CRIME: Police respond to 26 looting calls, two arrests made

Wednesday, May 5, 2010 at 1:46pm

Updated 7:10 p.m.: Police have received 26 reports of looting related to the flood since May 3, Chief Ronal Serpas said Wednesday evening.

He urged residents to report any suspicious activity to the police, adding that the department would have two helicopters monitoring the city throughout the night, as well as officers working neighborhood beats.

As floodwater in ravaged Nashville neighborhoods recedes, Metro officials are intensifying the city’s recovery effort.

This morning, Metro police launched its “urban search and rescue effort,” with a team of more than 100 officers going to parts of Bordeaux, Bellevue, Neely’s Bend and Antioch that experienced significant flooding. The idea is to check property for safety and other issues.
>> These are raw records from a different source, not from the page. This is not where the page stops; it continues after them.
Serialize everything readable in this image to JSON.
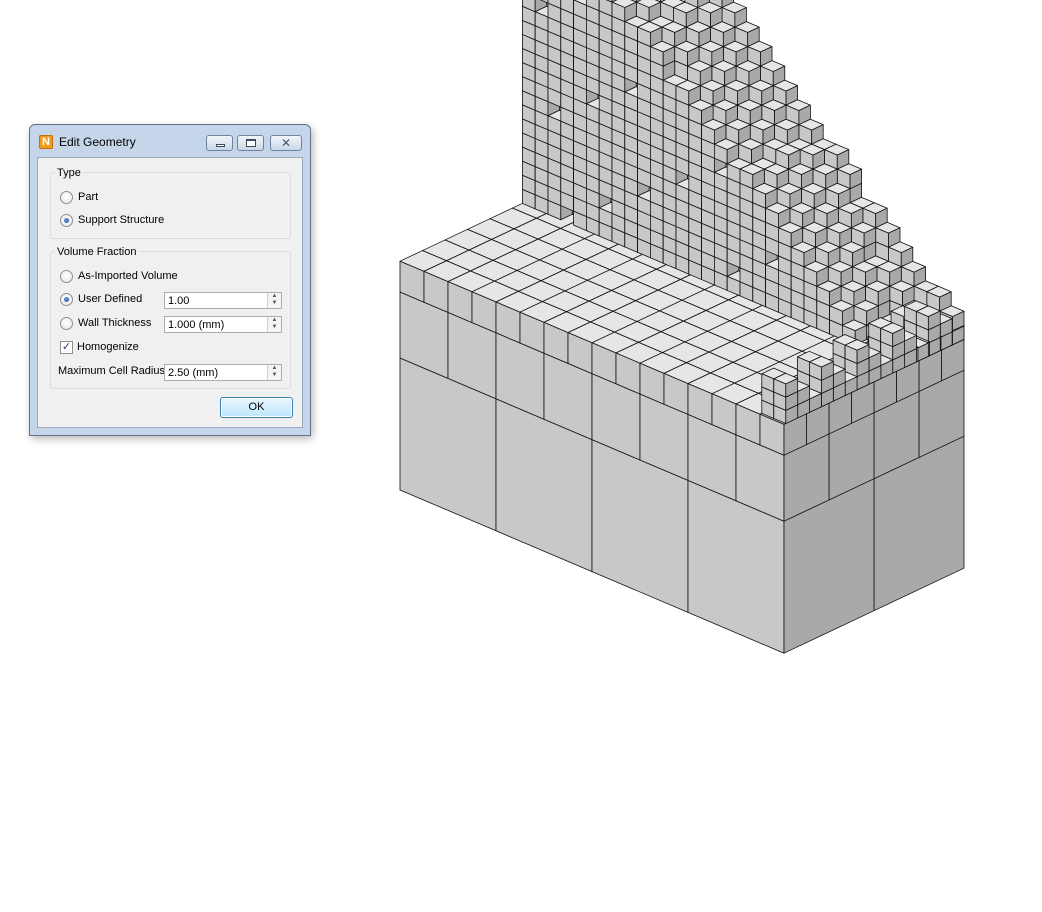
{
  "dialog": {
    "title": "Edit Geometry",
    "app_icon_letter": "N",
    "type_group": {
      "label": "Type",
      "options": [
        {
          "label": "Part",
          "checked": false
        },
        {
          "label": "Support Structure",
          "checked": true
        }
      ]
    },
    "volume_fraction_group": {
      "label": "Volume Fraction",
      "options": [
        {
          "label": "As-Imported Volume",
          "checked": false
        },
        {
          "label": "User Defined",
          "checked": true,
          "value": "1.00"
        },
        {
          "label": "Wall Thickness",
          "checked": false,
          "value": "1.000 (mm)"
        }
      ],
      "homogenize": {
        "label": "Homogenize",
        "checked": true
      },
      "max_cell_radius": {
        "label": "Maximum Cell Radius",
        "value": "2.50 (mm)"
      }
    },
    "ok_label": "OK"
  },
  "viewport": {
    "content": "octree-voxel-mesh",
    "colors": {
      "top_face": "#e6e6e6",
      "left_face": "#c8c8c8",
      "right_face": "#a9a9a9",
      "edge": "#111111",
      "accent_orange": "#f39b1d",
      "selected_blue": "#1b4f86"
    }
  }
}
“That is on our way as we speak,” Metro Police Chief Ronal Serpas said Wednesday morning.

In the last two days, Serpas said the department has received 20 phone calls regarding looting in flooded neighborhoods. He said officers have made two looting arrests.

The death toll from the worst flooding in Nashville’s history is still at nine. Some 3,500 Nashvillians still do not have power.
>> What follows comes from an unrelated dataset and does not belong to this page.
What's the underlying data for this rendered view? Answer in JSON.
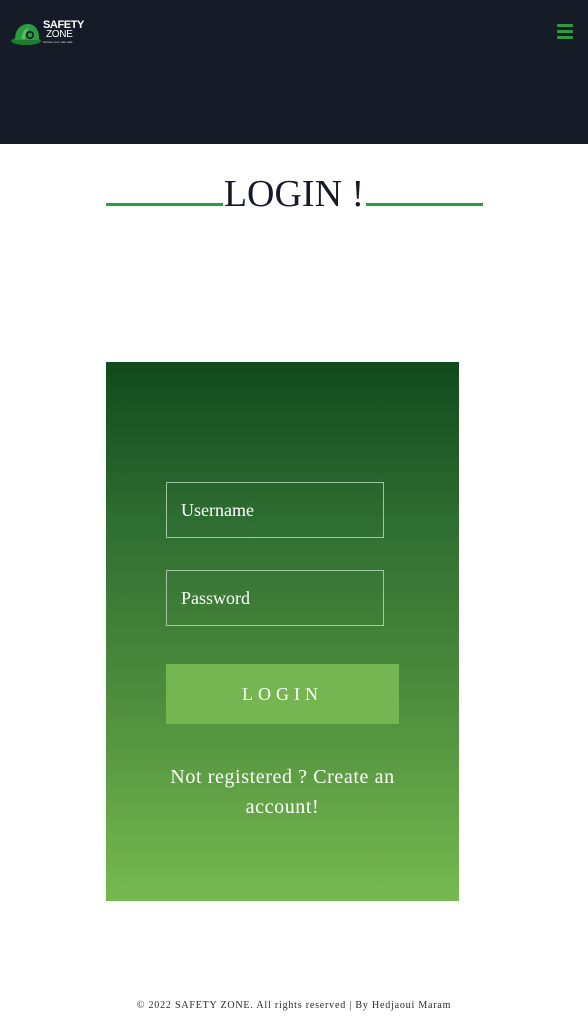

Police are now allowing limited access to the MetroCenter area between noon and 4 p.m. today for property owners and managers of businesses in that district, Serpas said. Because of standing water on some streets, only trucks and SUVs are permitted.

Metro Public Works Director Billy Lynch said his department is in the process of making damage assessments, so far they have identified more than 300 damage sites throughout the city. Crews are beginning in Bordeaux, Antioch and Bellevue.

“The predominant number of those are quick fixes,” Lynch said. “We have moved out today to move debris from those road sites. There are a few that are major problems that we will start to begin to address.”

One of those major areas of demolition is Tucker Road in Bordeaux.

“It’s pretty much washed away,” Lynch said. “We will begin there tomorrow.”

Lynch said the cleanup process should go quickly once he signs off on contracts with groups that will assist with the cleanup effort. He expects that process to be completed tomorrow evening or Friday morning.

“We can then inundate the city with a large number of crews that can get out and get this debris up,” he said.

1 Comment on this post:

By: govskeptic on 5/6/10 at 4:32

I think the city will find many roads they have accepted
from developers that were extremely poorly built. Yes,
even the best built were damaged, but the poorly built
are damaged almost beyond repair and will cost much
more to get back to a basic standard.